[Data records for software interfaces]
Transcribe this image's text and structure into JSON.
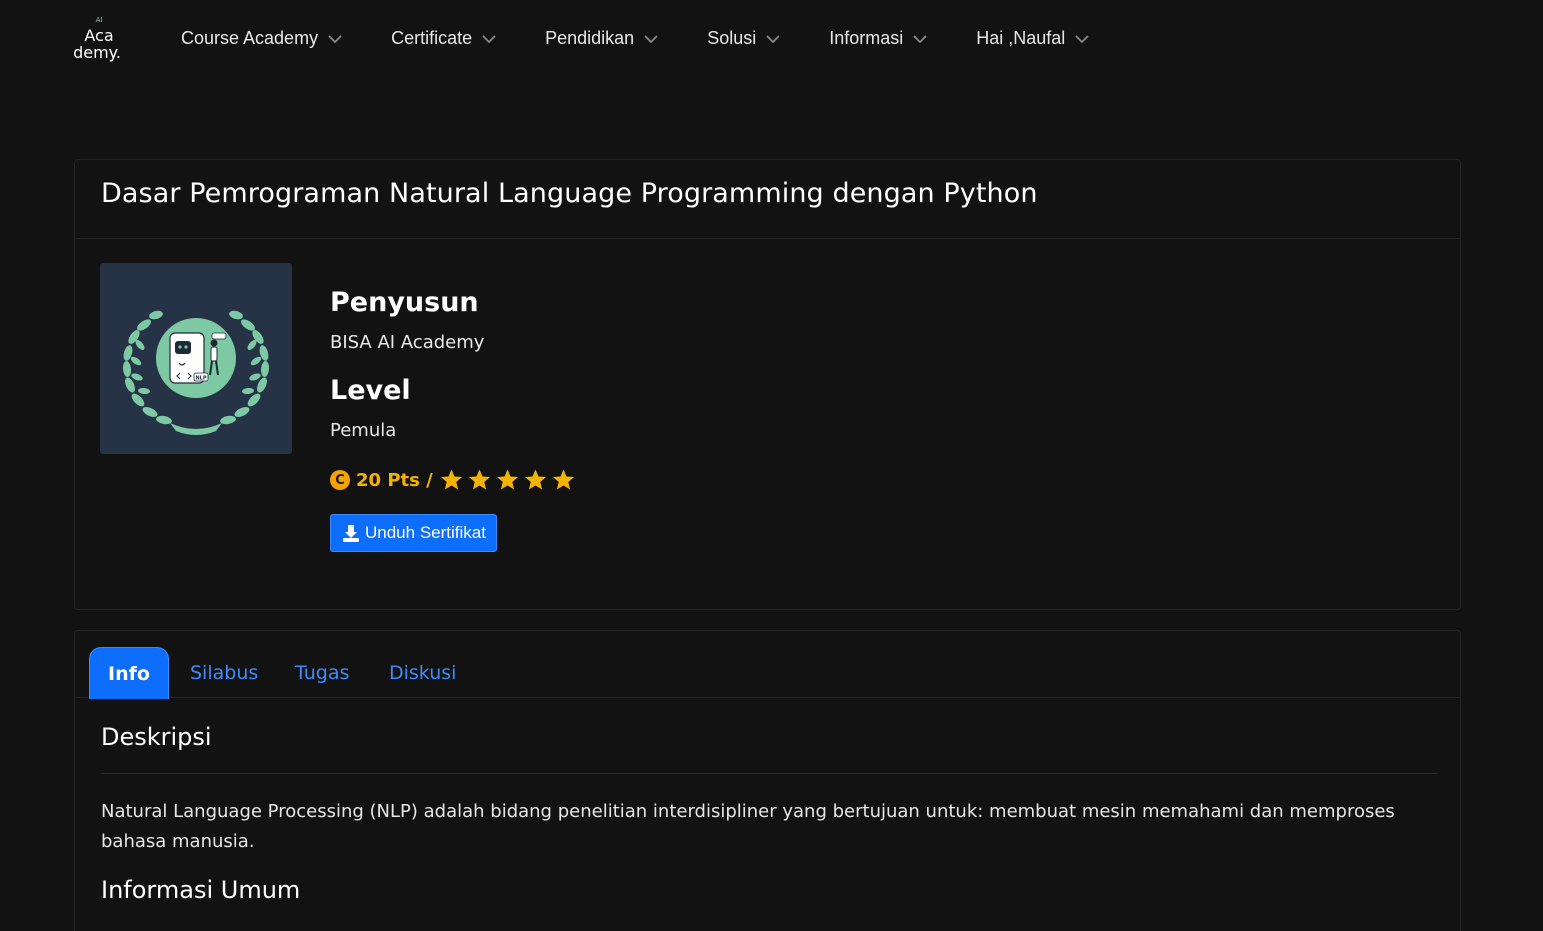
{
  "nav": {
    "logo_text_top": "Aca",
    "logo_text_bottom": "demy.",
    "logo_mark": "AI",
    "items": [
      {
        "label": "Course Academy"
      },
      {
        "label": "Certificate"
      },
      {
        "label": "Pendidikan"
      },
      {
        "label": "Solusi"
      },
      {
        "label": "Informasi"
      },
      {
        "label": "Hai ,Naufal"
      }
    ]
  },
  "course": {
    "title": "Dasar Pemrograman Natural Language Programming dengan Python",
    "thumbnail_icon": "laurel-badge-robot-icon",
    "thumbnail_badge": "NLP",
    "author_label": "Penyusun",
    "author_value": "BISA AI Academy",
    "level_label": "Level",
    "level_value": "Pemula",
    "points_text": "20 Pts /",
    "rating": 5,
    "rating_max": 5,
    "certificate_button": "Unduh Sertifikat"
  },
  "tabs": [
    {
      "label": "Info",
      "active": true
    },
    {
      "label": "Silabus",
      "active": false
    },
    {
      "label": "Tugas",
      "active": false
    },
    {
      "label": "Diskusi",
      "active": false
    }
  ],
  "info": {
    "desc_heading": "Deskripsi",
    "desc_text": "Natural Language Processing (NLP) adalah bidang penelitian interdisipliner yang bertujuan untuk: membuat mesin memahami dan memproses bahasa manusia.",
    "general_heading": "Informasi Umum"
  },
  "colors": {
    "background": "#121212",
    "primary": "#0d6efd",
    "link": "#3d8bfd",
    "gold": "#f5b301",
    "thumb_bg": "#263245",
    "thumb_green": "#7cc9a3"
  }
}
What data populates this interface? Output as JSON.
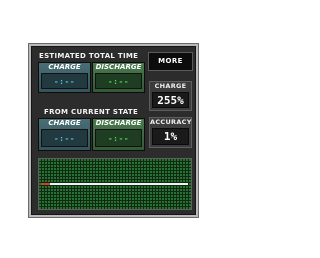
{
  "estimated": {
    "title": "ESTIMATED TOTAL TIME",
    "charge_label": "CHARGE",
    "charge_value": "-:--",
    "discharge_label": "DISCHARGE",
    "discharge_value": "-:--"
  },
  "current": {
    "title": "FROM CURRENT STATE",
    "charge_label": "CHARGE",
    "charge_value": "-:--",
    "discharge_label": "DISCHARGE",
    "discharge_value": "-:--"
  },
  "more_button": {
    "label": "MORE"
  },
  "charge_stat": {
    "label": "CHARGE",
    "value": "255%"
  },
  "accuracy_stat": {
    "label": "ACCURACY",
    "value": "1%"
  },
  "graph": {
    "line_colors": {
      "start": "#d83a2a",
      "rest": "#f2f2f2"
    },
    "grid_color": "#2f8a3a",
    "background": "#0e2a12"
  }
}
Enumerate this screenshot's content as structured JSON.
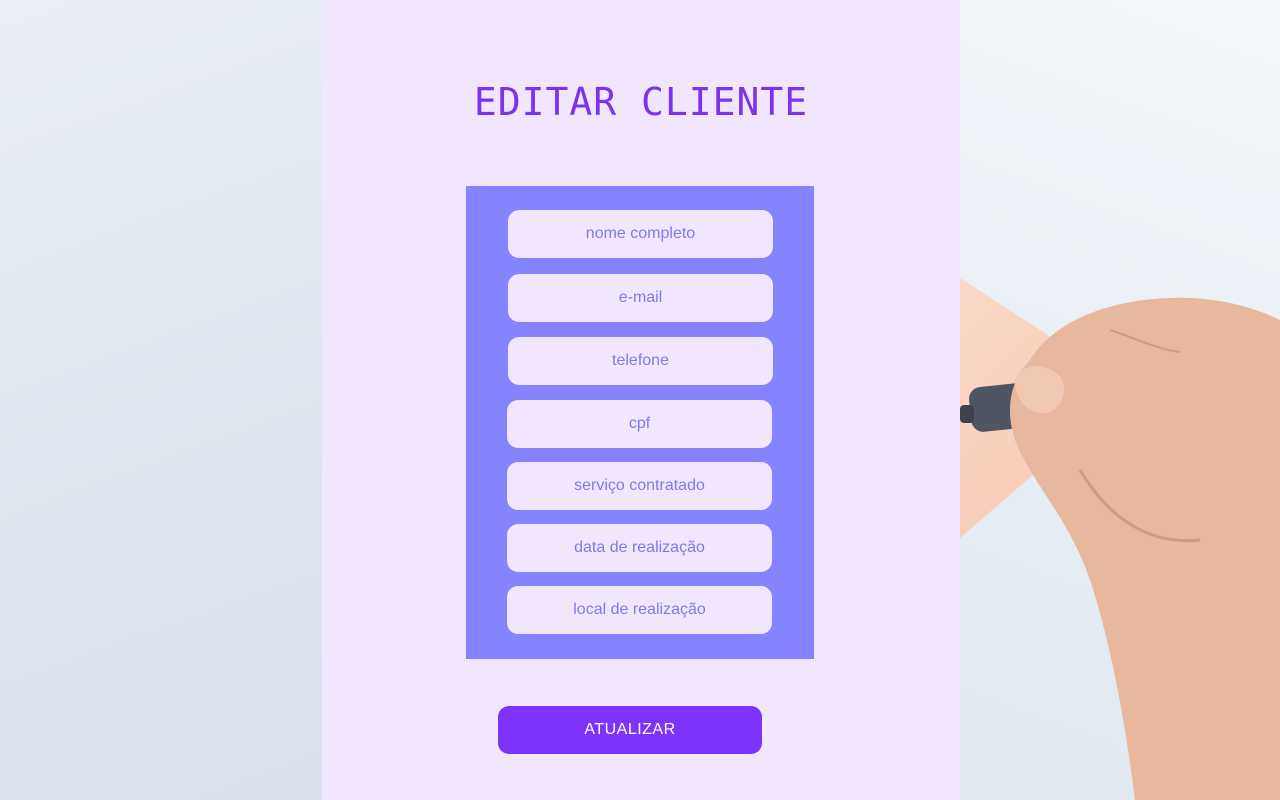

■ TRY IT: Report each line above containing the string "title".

■ ANSWER TO THE EXERCISE:
    "title": "Dasar Pemrograman Natural Language Programming dengan Python",
    "title": "ESTIMATED TOTAL TIME",
    "title": "FROM CURRENT STATE",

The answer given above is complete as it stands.